**ACTIVITY:**
Find the lines below that contain the string "condition". Copy each one.

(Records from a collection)
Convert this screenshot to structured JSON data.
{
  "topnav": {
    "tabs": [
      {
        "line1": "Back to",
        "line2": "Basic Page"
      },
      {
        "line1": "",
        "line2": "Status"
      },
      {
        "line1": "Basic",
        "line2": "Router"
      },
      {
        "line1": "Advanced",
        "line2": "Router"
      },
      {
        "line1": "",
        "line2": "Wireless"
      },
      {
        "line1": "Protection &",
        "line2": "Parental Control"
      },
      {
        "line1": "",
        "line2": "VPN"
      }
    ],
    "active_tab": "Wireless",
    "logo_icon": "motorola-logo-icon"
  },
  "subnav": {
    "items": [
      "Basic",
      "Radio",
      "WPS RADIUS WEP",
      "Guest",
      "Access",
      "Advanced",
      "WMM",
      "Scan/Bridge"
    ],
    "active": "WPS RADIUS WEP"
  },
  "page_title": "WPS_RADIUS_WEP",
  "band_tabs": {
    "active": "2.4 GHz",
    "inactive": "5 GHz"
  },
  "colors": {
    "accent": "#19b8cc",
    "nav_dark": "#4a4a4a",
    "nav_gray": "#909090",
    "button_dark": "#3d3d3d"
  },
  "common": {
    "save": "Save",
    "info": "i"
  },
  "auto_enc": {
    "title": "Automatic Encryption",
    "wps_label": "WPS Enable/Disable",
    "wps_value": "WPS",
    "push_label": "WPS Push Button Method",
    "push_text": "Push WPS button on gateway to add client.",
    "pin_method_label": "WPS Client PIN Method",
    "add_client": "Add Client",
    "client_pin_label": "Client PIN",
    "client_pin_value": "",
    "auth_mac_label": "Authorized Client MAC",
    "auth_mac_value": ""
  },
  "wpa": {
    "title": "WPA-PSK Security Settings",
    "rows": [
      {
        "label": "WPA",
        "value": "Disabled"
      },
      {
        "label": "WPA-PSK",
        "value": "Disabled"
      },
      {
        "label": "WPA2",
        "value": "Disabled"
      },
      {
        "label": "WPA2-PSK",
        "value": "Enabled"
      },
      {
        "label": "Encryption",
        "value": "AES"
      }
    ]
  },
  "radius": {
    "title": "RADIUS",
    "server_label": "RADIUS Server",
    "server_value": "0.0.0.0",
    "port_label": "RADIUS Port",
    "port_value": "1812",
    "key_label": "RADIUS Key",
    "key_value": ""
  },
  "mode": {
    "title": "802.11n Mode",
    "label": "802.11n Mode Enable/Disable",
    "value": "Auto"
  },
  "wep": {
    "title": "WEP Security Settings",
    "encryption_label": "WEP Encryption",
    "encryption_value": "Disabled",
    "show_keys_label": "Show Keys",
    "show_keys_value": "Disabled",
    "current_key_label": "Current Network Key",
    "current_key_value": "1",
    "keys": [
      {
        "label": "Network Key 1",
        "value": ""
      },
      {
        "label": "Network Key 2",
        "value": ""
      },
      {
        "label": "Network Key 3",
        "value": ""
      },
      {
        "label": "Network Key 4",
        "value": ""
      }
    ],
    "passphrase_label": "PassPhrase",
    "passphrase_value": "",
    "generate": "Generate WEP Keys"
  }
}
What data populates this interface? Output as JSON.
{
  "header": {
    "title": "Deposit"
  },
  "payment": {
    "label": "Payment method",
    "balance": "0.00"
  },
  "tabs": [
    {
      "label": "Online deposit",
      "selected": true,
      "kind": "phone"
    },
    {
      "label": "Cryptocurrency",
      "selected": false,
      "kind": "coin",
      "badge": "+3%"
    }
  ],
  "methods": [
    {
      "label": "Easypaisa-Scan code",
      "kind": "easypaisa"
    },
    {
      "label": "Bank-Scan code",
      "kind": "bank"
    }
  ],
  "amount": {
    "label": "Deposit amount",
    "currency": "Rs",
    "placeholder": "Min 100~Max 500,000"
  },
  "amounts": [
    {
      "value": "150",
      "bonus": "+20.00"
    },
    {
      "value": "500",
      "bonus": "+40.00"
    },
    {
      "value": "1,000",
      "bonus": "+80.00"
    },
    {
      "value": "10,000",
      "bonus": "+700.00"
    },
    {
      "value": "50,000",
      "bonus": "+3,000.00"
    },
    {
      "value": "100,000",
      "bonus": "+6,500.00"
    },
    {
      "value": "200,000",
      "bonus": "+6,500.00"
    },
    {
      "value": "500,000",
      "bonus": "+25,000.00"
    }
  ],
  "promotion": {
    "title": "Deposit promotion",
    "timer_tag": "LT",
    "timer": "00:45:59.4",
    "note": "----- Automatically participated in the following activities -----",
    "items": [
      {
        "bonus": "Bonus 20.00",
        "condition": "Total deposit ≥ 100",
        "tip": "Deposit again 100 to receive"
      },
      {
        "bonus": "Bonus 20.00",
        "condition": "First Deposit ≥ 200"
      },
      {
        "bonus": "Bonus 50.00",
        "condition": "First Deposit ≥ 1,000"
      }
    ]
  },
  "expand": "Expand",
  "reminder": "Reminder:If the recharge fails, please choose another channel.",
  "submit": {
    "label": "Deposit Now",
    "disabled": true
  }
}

**TASK SOLUTION:**
        "condition": "Total deposit ≥ 100",
        "condition": "First Deposit ≥ 200"
        "condition": "First Deposit ≥ 1,000"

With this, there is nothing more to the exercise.